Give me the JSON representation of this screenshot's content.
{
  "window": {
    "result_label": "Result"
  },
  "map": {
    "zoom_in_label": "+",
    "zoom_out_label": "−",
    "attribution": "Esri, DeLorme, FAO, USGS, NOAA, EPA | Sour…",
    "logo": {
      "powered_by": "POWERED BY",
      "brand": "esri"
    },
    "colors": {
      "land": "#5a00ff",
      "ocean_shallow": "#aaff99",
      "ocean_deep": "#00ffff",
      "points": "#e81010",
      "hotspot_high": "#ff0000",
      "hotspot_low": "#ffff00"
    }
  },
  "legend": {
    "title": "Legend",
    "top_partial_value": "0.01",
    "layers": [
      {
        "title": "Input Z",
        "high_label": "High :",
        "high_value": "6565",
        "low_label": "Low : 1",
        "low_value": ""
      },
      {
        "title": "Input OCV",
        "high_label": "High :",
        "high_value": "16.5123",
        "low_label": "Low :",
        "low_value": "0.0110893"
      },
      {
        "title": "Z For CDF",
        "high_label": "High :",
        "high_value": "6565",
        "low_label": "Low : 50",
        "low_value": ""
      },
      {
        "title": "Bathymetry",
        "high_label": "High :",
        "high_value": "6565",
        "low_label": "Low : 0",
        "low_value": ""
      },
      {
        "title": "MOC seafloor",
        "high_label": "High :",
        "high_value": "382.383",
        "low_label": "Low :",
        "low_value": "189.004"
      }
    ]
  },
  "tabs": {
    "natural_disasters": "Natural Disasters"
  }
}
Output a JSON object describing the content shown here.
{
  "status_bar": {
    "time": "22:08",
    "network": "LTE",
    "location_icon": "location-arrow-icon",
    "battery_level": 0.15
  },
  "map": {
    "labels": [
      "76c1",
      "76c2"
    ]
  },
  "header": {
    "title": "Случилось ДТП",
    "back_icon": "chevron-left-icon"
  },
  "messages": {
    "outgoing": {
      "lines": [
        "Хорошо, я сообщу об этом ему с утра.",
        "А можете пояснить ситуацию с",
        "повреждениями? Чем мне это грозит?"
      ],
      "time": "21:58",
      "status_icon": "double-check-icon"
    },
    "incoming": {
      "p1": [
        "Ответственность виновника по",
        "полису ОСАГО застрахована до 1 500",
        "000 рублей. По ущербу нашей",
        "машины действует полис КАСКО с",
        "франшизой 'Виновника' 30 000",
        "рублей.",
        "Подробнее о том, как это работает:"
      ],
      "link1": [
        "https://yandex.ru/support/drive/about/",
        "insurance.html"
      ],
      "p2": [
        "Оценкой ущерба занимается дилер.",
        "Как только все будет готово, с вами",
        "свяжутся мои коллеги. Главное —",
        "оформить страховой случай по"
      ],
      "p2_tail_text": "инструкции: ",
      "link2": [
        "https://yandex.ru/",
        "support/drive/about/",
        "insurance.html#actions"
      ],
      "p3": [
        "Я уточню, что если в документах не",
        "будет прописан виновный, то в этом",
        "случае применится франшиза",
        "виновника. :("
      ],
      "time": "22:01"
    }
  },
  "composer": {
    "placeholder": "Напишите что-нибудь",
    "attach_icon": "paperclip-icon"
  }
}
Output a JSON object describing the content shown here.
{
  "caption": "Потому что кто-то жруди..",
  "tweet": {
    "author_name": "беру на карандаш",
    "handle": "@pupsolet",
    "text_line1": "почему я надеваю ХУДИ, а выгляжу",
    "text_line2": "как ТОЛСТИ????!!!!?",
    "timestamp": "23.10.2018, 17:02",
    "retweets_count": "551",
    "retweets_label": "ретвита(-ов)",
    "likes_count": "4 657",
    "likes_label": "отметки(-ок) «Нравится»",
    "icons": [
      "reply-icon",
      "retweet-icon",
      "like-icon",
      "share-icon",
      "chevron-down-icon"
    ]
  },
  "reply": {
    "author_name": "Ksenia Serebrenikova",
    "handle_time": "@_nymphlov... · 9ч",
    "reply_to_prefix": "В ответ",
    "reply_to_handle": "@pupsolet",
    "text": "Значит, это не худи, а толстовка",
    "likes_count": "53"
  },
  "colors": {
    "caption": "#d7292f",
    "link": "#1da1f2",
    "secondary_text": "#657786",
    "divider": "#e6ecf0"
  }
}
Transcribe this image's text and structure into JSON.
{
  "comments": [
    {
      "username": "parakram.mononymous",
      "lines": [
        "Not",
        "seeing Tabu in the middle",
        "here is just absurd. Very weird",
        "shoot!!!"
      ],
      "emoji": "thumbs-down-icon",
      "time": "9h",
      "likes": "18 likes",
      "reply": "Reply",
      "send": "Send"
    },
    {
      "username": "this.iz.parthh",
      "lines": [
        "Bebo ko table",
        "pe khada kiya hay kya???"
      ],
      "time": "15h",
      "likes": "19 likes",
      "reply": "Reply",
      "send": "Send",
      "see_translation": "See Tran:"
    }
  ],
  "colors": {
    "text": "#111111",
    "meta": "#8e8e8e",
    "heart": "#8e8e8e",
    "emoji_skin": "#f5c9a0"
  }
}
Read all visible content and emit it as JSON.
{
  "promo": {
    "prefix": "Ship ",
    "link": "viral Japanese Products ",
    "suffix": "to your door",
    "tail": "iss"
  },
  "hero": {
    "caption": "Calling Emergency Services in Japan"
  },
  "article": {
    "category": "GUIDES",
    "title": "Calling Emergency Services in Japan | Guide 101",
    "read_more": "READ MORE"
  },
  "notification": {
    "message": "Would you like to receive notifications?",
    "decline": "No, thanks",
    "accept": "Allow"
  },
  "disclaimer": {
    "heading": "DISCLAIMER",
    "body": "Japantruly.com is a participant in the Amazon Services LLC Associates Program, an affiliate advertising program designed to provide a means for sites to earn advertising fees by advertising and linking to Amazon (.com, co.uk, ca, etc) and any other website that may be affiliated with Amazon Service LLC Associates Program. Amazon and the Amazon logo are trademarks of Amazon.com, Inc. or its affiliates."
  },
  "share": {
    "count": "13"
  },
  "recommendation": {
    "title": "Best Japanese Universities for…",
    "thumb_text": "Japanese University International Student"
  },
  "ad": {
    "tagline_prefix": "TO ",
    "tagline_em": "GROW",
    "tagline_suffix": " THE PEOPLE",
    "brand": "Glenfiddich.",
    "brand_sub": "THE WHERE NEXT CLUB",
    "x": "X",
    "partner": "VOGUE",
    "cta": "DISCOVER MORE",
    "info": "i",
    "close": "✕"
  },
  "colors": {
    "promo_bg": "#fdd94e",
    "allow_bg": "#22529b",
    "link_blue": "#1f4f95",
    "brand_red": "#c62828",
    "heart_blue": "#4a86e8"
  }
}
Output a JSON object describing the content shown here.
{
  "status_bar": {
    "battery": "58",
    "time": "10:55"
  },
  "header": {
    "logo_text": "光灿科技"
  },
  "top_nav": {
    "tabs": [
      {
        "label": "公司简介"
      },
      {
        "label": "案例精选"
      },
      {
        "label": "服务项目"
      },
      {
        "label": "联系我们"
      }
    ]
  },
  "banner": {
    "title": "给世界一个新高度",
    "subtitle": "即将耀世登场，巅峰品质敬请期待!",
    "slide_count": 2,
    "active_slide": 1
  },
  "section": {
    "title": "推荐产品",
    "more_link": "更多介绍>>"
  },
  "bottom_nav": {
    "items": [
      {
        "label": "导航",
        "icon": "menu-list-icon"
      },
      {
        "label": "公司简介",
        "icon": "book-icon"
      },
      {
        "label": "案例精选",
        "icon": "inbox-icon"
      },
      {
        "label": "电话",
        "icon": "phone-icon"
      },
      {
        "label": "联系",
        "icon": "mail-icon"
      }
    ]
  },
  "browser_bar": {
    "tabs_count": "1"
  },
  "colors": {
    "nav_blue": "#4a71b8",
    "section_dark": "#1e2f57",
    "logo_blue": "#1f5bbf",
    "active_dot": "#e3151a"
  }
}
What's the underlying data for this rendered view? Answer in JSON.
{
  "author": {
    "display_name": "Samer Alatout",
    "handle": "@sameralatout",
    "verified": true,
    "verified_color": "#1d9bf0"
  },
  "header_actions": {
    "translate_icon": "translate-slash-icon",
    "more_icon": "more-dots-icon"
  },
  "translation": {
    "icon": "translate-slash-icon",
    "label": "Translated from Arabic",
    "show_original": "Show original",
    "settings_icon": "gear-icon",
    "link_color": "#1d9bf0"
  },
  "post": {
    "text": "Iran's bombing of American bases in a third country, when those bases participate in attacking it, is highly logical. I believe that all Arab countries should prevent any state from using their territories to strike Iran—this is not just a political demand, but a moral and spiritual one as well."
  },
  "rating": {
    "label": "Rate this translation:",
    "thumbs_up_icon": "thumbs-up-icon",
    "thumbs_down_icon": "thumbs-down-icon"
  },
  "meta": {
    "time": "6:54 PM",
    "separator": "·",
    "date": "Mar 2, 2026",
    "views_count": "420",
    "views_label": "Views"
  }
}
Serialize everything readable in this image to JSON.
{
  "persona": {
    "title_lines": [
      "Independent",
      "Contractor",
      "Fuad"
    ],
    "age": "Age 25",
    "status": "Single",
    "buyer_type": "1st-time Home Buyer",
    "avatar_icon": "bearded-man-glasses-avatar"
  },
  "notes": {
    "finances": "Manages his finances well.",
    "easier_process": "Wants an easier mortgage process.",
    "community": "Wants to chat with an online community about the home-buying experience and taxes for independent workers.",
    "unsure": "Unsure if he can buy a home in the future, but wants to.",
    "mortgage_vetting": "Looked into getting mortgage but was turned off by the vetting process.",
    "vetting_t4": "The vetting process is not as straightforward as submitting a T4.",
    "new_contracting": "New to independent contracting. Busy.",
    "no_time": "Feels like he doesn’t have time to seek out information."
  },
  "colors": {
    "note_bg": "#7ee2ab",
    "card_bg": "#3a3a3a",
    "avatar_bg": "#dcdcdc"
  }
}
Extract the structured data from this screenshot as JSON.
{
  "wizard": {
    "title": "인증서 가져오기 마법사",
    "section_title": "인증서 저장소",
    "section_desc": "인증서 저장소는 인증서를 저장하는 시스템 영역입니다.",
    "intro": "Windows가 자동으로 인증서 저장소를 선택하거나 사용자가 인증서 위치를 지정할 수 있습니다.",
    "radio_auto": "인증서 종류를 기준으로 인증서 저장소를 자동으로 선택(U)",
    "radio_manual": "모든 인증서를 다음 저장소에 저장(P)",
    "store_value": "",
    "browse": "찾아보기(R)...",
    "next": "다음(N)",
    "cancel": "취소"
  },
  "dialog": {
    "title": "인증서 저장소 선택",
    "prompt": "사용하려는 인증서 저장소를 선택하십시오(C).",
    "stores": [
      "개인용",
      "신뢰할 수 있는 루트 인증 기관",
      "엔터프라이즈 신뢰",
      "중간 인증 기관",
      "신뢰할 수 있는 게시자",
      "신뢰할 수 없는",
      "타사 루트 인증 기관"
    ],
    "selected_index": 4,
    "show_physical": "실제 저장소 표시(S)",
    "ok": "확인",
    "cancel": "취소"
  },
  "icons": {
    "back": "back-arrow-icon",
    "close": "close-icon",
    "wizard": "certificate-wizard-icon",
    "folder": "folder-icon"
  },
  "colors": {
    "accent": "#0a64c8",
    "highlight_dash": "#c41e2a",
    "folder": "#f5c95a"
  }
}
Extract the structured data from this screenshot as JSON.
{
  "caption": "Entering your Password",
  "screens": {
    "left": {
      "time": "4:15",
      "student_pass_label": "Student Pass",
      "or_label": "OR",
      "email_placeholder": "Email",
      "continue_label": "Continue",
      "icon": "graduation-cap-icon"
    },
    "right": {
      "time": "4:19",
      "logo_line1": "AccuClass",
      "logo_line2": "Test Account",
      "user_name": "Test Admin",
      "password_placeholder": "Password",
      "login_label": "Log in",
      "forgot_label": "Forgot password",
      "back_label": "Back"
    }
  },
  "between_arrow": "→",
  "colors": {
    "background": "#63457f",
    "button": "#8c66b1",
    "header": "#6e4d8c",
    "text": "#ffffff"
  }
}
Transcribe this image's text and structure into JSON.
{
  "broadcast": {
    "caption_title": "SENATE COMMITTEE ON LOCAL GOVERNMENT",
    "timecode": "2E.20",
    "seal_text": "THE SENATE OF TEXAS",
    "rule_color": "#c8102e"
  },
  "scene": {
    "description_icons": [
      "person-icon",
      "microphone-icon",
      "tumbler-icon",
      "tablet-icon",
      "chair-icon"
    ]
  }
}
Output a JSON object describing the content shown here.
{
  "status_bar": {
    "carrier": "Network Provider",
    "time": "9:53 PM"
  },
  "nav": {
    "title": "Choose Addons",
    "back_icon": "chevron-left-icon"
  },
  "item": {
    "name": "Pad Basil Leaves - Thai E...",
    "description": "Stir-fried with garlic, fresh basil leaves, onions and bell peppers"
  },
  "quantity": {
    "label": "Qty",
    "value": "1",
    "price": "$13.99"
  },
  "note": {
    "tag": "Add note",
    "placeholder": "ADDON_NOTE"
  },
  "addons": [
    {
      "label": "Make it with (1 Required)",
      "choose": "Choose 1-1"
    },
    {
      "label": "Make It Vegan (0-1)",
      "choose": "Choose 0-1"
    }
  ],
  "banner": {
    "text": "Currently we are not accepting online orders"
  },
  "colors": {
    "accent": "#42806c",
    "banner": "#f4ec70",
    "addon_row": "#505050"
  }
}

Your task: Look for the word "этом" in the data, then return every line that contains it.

Your solution:
        "Хорошо, я сообщу об этом ему с утра.",
        "будет прописан виновный, то в этом",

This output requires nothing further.